The record supports this conclusion.  While the boys were living with him in the fall of 2005, appellant tested
positive at least once for methamphetamine, and even after DFPS began its investigation, appellant continued
to use drugs.  Appellant failed to complete most of the DFPS-sponsored services, including the substance
abuse programs, and failed to keep a steady job or home.  In March 2006, after DFPS placed the boys with
their maternal grandparents, appellant was arrested and incarcerated for unauthorized use of a motor vehicle.  
The next month, DFPS met with appellant, and he admitted to recent use of methamphetamine.  After that
meeting, DFPS was unable to reach appellant, as he never provided an address or phone number and never
contacted DFPS on his own.

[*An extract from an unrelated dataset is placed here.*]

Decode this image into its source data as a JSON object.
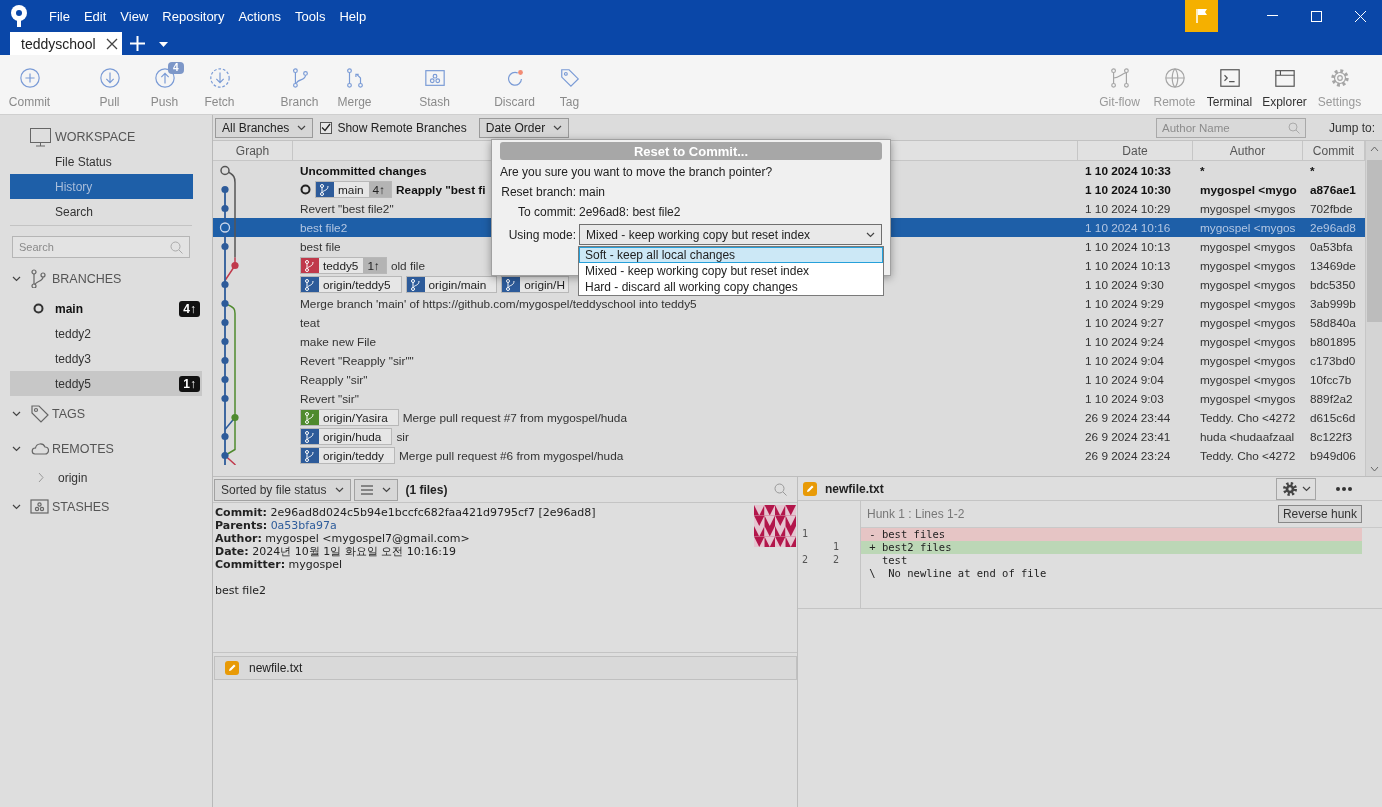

In a hearing on June 5, 2006 regarding the status of appellant and his relationship with the boys, the trial court
ordered appellant to attend counseling, to attend parenting classes, to complete drug and alcohol
assessments, and to participate in drug treatment programs.  Appellant failed to complete any of the ordered
services and failed to appear for a status hearing on July 31, 2006.  Appellant also failed to appear for a
permanency hearing on September 19, 2006.

DFPS reported that the maternal grandparents, the hopeful adoptive parents, have provided the boys with a
safe and stable environment and are able to meet their needs.  Further, A[t]he boys have been living with their
grandparents off and on since birth," so their adjustment with them has been minimal.  Importantly, the “boys
seem to be thriving in their grandparents['] care."

Based upon our review of the entire record, we conclude that the trial court could have reasonably formed a
firm conviction or belief that termination of appellant's rights was in the boys' best interests.  C.H., 89 S.W.3d at
27; M.N.G., 147 S.W.3d at 539.  Accordingly, we hold that the evidence is legally and factually sufficient to
support the best interest findings, and we overrule appellant's third and forth points.

V.  Conclusion

Having overruled appellant's four points, we affirm the trial court's order terminating appellant's parental rights
to W.M. and A.L.M.                 

TERRIE LIVINGSTON

JUSTICE

PANEL F:    LIVINGSTON, DAUPHINOT, and HOLMAN, JJ.

DELIVERED: June 28, 2007                  

[1] See Tex. R. App. P. 47.4.

[2] Even though appellant states in his brief that the alleged “deception and overreaching might have been
negated had the Court . . . appointed an attorney to represent [him] before he signed the affidavit of
relinquishment, rather than five weeks later," appellant did not raise an issue complaining of his lack of counsel
at the final hearing, at the motion for new trial, or on appeal.